Inflammatory bowel disease (IBD) is an all-encompassing term that refers to disorders that involve chronic digestive tract inflammation. When left untreated, IBD can lead to gastrointestinal (GI) damage.
People who struggle with IBD experience pain and inflammation regularly. It is a condition that affects up to 3 million people in the United States, according to the Cleveland Clinic. It most commonly occurs in people aged 15 to 30 years old.
Crohn’s disease causes digestive tract inflammation. It is a chronic disease that can impact any part of the GI system, but it typically affects the small intestine and the beginning portion of the large intestine.
The following call all increase a person’s risk for Crohn’s disease:
- Taking some medications, such as antibiotics, NSAIDs, and birth control pills
- Eating a high-fat diet
- Having a family history of Crohn’s disease
Ulcerative colitis is a form of IBD that causes ulcers (sores) and inflammation in the colon and in the lining of the rectum. Around half of the people with UC experience mild symptoms.
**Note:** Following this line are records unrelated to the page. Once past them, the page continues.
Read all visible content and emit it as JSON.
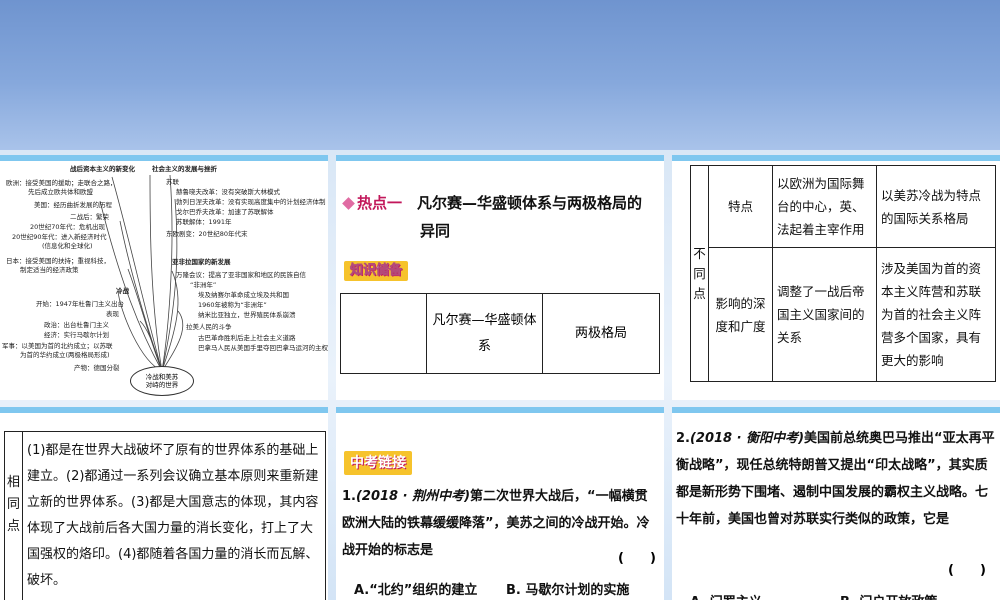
{
  "colors": {
    "accent": "#7fc7ef",
    "badge": "#f6c32c",
    "hot_tag": "#c2185b"
  },
  "mindmap": {
    "center": [
      "冷战和美苏",
      "对峙的世界"
    ],
    "left_title": "战后资本主义的新变化",
    "left_items": [
      "欧洲：接受美国的援助；走联合之路，",
      "先后成立欧共体和欧盟",
      "美国：经历曲折发展的历程",
      "二战后：繁荣",
      "20世纪70年代：危机出现",
      "20世纪90年代：进入新经济时代",
      "(信息化和全球化)",
      "日本：接受美国的扶持；重视科技，",
      "制定适当的经济政策"
    ],
    "cold_title": "冷战",
    "cold_items": [
      "开始：1947年杜鲁门主义出台",
      "表现",
      "政治：出台杜鲁门主义",
      "经济：实行马歇尔计划",
      "军事：以美国为首的北约成立；以苏联",
      "为首的华约成立(两极格局形成)",
      "产物：德国分裂"
    ],
    "soc_title": "社会主义的发展与挫折",
    "soc_items": [
      "苏联",
      "赫鲁晓夫改革：没有突破斯大林模式",
      "勃列日涅夫改革：没有实现高度集中的计划经济体制",
      "戈尔巴乔夫改革：加速了苏联解体",
      "苏联解体：1991年",
      "东欧剧变：20世纪80年代末"
    ],
    "asia_title": "亚非拉国家的新发展",
    "asia_items": [
      "万隆会议：提高了亚非国家和地区的民族自信",
      "“非洲年”",
      "埃及纳赛尔革命成立埃及共和国",
      "1960年被称为“非洲年”",
      "纳米比亚独立，世界殖民体系崩溃",
      "拉美人民的斗争",
      "古巴革命胜利后走上社会主义道路",
      "巴拿马人民从美国手里夺回巴拿马运河的主权"
    ]
  },
  "hot_point": {
    "tag": "热点一",
    "title_line1": "凡尔赛—华盛顿体系与两极格局的",
    "title_line2": "异同",
    "badge": "知识储备",
    "col1": "",
    "col2": "凡尔赛—华盛顿体系",
    "col3": "两极格局"
  },
  "comparison": {
    "group_label": "不同点",
    "rows": [
      {
        "label": "特点",
        "a": "以欧洲为国际舞台的中心，英、法起着主宰作用",
        "b": "以美苏冷战为特点的国际关系格局"
      },
      {
        "label": "影响的深度和广度",
        "a": "调整了一战后帝国主义国家间的关系",
        "b": "涉及美国为首的资本主义阵营和苏联为首的社会主义阵营多个国家，具有更大的影响"
      }
    ]
  },
  "similarity": {
    "label": "相同点",
    "text": "(1)都是在世界大战破坏了原有的世界体系的基础上建立。(2)都通过一系列会议确立基本原则来重新建立新的世界体系。(3)都是大国意志的体现，其内容体现了大战前后各大国力量的消长变化，打上了大国强权的烙印。(4)都随着各国力量的消长而瓦解、破坏。"
  },
  "exam_link": {
    "badge": "中考链接",
    "q1_num": "1.",
    "q1_src": "(2018 · 荆州中考)",
    "q1_text": "第二次世界大战后，“一幅横贯欧洲大陆的铁幕缓缓降落”，美苏之间的冷战开始。冷战开始的标志是",
    "q1_bracket": "(　　)",
    "q1_optA": "A.“北约”组织的建立",
    "q1_optB": "B. 马歇尔计划的实施"
  },
  "q2": {
    "num": "2.",
    "src": "(2018 · 衡阳中考)",
    "text": "美国前总统奥巴马推出“亚太再平衡战略”，现任总统特朗普又提出“印太战略”，其实质都是新形势下围堵、遏制中国发展的霸权主义战略。七十年前，美国也曾对苏联实行类似的政策，它是",
    "bracket": "(　　)",
    "optA": "A. 门罗主义",
    "optB": "B. 门户开放政策"
  }
}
Anyone can get UC, but it most commonly occurs in people between the ages of 15 and 30 years old. This condition tends to run in families.
Microscopic colitis is a medical condition that causes inflammation in the large intestine. It can be a hard disease to diagnose, and colonoscopies may appear to be normal in people with this condition. An accurate diagnosis involves examining tissue from the colon under a microscope.
There are three subtypes of microscopic colitis, and they are:
- Lymphocytic colitis
- Collagenous colitis
- Incomplete microscopic colitis
Researchers do not know the exact cause of inflammatory bowel disease. At one time, diet and stress levels were thought to be the culprits. Today, doctors believe that while these factors may play a role, they are not the root causes.
Immune system problems may lead to IBD diagnoses in some people. The theory is that when the immune system attempts to fight off a virus or bacteria, it also attacks the cells in the GI system.
These conditions may be hereditary, but most people with IBD do not have a family history of it.
The symptoms of inflammatory bowel disease vary depending on the severity of the condition and the source of the inflammation. Some common symptoms may include:
- Having bleeding ulcers, which is evidenced by blood in the stool
- Pain, cramping, and bloating in the stomach, which could be a sign of a bowel obstruction
- Weight loss
- A reduced appetite
With all forms of inflammatory bowel disease, it is common for people to experience periods of active symptoms followed by periods of no symptoms at all. This is called being in remission.
The first step in treating IBD is to determine what type of condition the patient has. Tests are necessary because so many symptoms are common with all of the above types of inflammatory bowel disease.
The following tests may be ordered:
- Blood work to check for infections or anemia.
- Stool studies to check for blood or parasites.
- Upper endoscopy to check the esophagus, stomach, and beginning of the small intestine.
- A capsule endoscopy to examine the small intestine.
- A colonoscopy to examine the colon and take samples for biopsies.
- A balloon-assisted enteroscopy to check the small bowel.
Additional tests may include x-rays, an MRI, and a CT scan.
Treating inflammatory bowel disease involves reducing the inflammation that is causing the patient to have symptoms. Proper treatment can provide relief, reduce the risk of any complications, and possibly lead to long-term remission.
Treatment is patient-specific and may include the following approaches.
Doctors may prescribe a combination of medications to treat IBD, including:
- Anti-inflammatory medications
- Immune system suppressors
- Pain relievers
- OTC anti-diarrhea medications, such as Imodium A-D
Supplements offer a more natural way to treat IBD. Psyllium powder or methylcellulose can provide relief from mild to moderate symptoms of diarrhea. They work by adding bulk to the stool.
Other vitamins or supplements may be recommended if there is a concern that the patient is not absorbing enough nutrients through their diet.
Dietary and lifestyle changes, medications, and other treatments may not always work. In cases like these, surgery may be an option to consider.
Surgery for ulcerative colitis involves removing the colon and rectum and is called Ileal Pouch Anal Anastomosis. A pouch is attached to the anus, and patients who get this surgery will not need an external bag to have bowel movements.
Surgery for Crohn’s disease is quite common, but it will not cure the condition. A portion of the digestive tract is removed and the healthy sections are reconnected. Medications may be used to avoid the recurrence of symptoms.
Nutritional Changes and Support
For patients experiencing dramatic weight loss, a special diet delivered through a feeding tube may be needed.
There are several medications that may be recommended to treat IBD, depending on the patient’s diagnosis. They include: